Davis provided a comprehensive update on the foundation and on the significant progress that has been made over the last eighteen months on the CHC project.  The Center will be located on 160 acres between the Natchez Trace Parkway’s Chickasaw Village Site and the West Jackson Street Extension. In addition, a special right-of-way has been provided to the City of Tupelo from the Department of the Interior to construct a public access point to the CHC directly from the Natchez Trace Parkway. Furthermore, Davis highlighted the significance of the CHC, both in terms of allowing for the interpretation of Chickasaw culture and history from a Chickasaw perspective, and of providing a space for the public to learn more about an integral part of the region’s history.  He also discussed the potential for an annual economic impact of $5.6 – $6 million, the creation of at least 25 permanent jobs and the expectation of at least 100,000 visitors per year. Davis ended by speaking about the project moving forward. He described the next steps that need to be taken with the City of Tupelo and the foundation’s other partners who are supporting the project.

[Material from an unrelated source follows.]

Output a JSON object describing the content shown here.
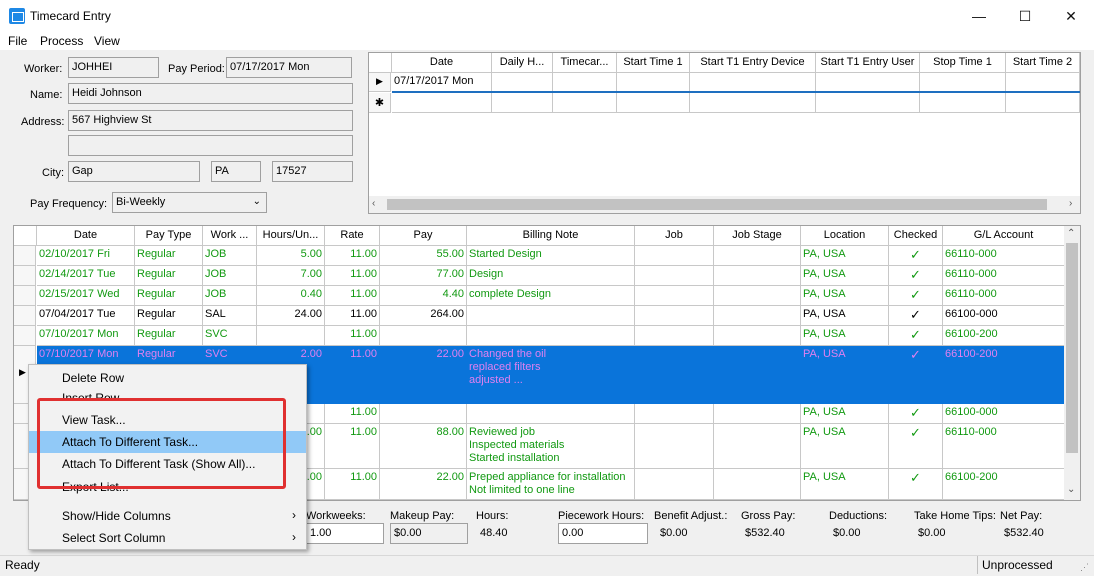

The most important being the signing of an MOU between Tupelo and the Foundation that will initiate the road work so construction vehicles can safely enter the site without disturbing surrounding neighborhoods.  Davis said, “This center will be a world class destination dedicated to helping people of all ages and backgrounds share in and celebrate the rich and vibrant history and culture of the Chickasaw people. The center will also serve as an anchor for heritage tourism and adds to the growing variety of experiences available in Tupelo and northeast Mississippi.”

Following Davis’s remarks several in attendance voiced their support for the project, including CIF board member, Jessica Crawford. Crawford said, “As an archaeologist and as a Mississippian, I’m proud to be a part of this project. I manage archaeological sites in 8 Southeastern States and I don’t know of another example of a tribe returning to its ancestral homeland and partnering with the local community to build something that educates the public about their heritage and culture. The Chickasaw Heritage Center is truly groundbreaking.”